New elements have been added to dry landscaping over the years as the rock gardens are born from the distinctive imaginations of the gardeners. Things like bridges, lanterns, and moss are among the new items that you can find in more modern gardens. But even gardens designed today draw inspiration from the ancient prototypes designed by Muso Soseki.

What Are the Differences Between Japanese and Chinese Gardens?

Dry rock landscapes originated from China before migrating to Japan and being popularised there. It was Japanese monks who began using this art form as a meditative process, and modern rock gardens are usually based on the Japanese version. However, we wouldn’t have them at all if it wasn’t for their development in China during the Song Dynasty.

To give a simplified version, the main differences are that Chinese gardens are more bold, exotic, and ornamental. There is a lot more architectural work going on with more structures, paths, and scenes. Japanese gardens on the other hand are designed to be a lot more subdued, austere, and minimalist, although they can still be large in size with multiple scenes.

Chinese gardens were built to showcase the garden owners’ aesthetic taste, artistic ability, and education. Whereas Zen gardens are a place of contemplation for the gardener and the viewer alike. However, both types of gardens share similarities, particularly as a connection between human beings and nature.

When the rock gardens originally made an appearance in Japan, they were direct copies of what Chinese gardens were like. It was slowly over time that Japan started to develop its own style and it was many centuries later that Zen gardens evolved from that and became part of Japanese culture the way we know it. Something that Japan is very good at doing is taking an existing thing, adapting it, and making it even better and that includes zen gardens.

Are Zen Gardens to Do With Buddhism?

Zen gardens came about through Zen Buddhism which started to gain momentum through Japan in the 12th century. This religion was adopted by the samurai class and warlords, who appreciated the self-discipline. At temples built around this time, rock gardens very much resembled their Chinese garden counterparts. 

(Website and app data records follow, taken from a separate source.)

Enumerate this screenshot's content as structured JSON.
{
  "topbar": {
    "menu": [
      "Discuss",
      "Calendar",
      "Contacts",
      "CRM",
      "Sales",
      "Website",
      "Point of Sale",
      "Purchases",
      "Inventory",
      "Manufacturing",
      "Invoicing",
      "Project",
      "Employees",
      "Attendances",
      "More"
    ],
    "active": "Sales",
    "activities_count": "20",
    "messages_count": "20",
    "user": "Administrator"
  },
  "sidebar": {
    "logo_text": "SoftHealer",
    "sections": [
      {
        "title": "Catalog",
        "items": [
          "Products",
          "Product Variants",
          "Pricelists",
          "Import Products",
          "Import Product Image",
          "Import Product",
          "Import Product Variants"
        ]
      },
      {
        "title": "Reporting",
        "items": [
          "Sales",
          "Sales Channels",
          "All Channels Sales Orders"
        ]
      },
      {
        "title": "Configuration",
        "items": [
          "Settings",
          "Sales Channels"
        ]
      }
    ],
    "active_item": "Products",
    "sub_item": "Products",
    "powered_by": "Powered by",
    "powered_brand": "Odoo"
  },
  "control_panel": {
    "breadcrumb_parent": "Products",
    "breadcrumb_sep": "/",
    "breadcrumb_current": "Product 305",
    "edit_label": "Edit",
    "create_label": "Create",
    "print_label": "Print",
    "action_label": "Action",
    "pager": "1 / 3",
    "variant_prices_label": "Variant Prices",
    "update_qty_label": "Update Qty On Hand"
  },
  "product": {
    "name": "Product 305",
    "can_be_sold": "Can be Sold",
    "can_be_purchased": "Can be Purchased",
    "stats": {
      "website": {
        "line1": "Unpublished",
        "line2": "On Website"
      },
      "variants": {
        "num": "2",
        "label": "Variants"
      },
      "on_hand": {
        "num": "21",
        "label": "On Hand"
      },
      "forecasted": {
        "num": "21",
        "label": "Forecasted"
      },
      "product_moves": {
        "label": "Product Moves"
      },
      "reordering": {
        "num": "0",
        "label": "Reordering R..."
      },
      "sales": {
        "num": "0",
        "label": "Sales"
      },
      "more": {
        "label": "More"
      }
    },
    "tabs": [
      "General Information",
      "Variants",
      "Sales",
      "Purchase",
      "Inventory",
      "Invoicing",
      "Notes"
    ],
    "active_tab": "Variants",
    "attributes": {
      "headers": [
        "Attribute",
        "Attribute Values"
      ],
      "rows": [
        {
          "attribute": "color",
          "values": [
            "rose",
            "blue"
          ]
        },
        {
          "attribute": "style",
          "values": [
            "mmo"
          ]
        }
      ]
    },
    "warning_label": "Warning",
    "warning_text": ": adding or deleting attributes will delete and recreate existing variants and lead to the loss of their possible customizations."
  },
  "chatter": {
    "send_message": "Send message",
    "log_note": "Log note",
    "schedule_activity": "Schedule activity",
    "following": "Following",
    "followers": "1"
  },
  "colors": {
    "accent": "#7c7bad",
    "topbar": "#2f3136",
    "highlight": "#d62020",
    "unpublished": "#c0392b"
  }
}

It wasn’t until the 14th and 15th century in Kyoto that a new type of garden started to appear at Zen temples. The first of these gardens is considered to be Saihō-ji, “The Temple of the Perfumes of the West.” The temple had fallen into disrepair over time and it was Muso Soseki who was charged with restoring it.

Dry rock gardens have now become synonymous with Zen Buddhism and these gardens can be found all around the world. An ideal feature of Zen gardens is that they can be any size and fit into any space available. Zen gardens form part of a meditative process for the gardener and people can visit them to meditate. 

Some gardens are designed to be viewed from a distance and there is usually a raised viewing platform above them. Other Zen gardens have pathways through them and they can be walked across. People shouldn’t walk directly only the sand or stones as they will disturb the features of the waves drawn into them.

What Are Modern Zen Gardens Like?

Modern Zen gardens resemble the designs that arose from Muso Soseki and his designs in Kyoto. During his period of designing temples and monasteries, some of his gardens still had significant influence from the Chinese designs. However over time, the process has been adapted and refined inspiration has come from the minimalist Japanese design rather than the bolder Chinese designs.

Modern Zen gardeners design their gardens as a place for mindfulness and meditation. It’s thought that the maintenance of these gardens such as the raking of the waves helps to clear your mind. The practice has now been miniaturized and tiny gardens can be designed to go in your home or at work.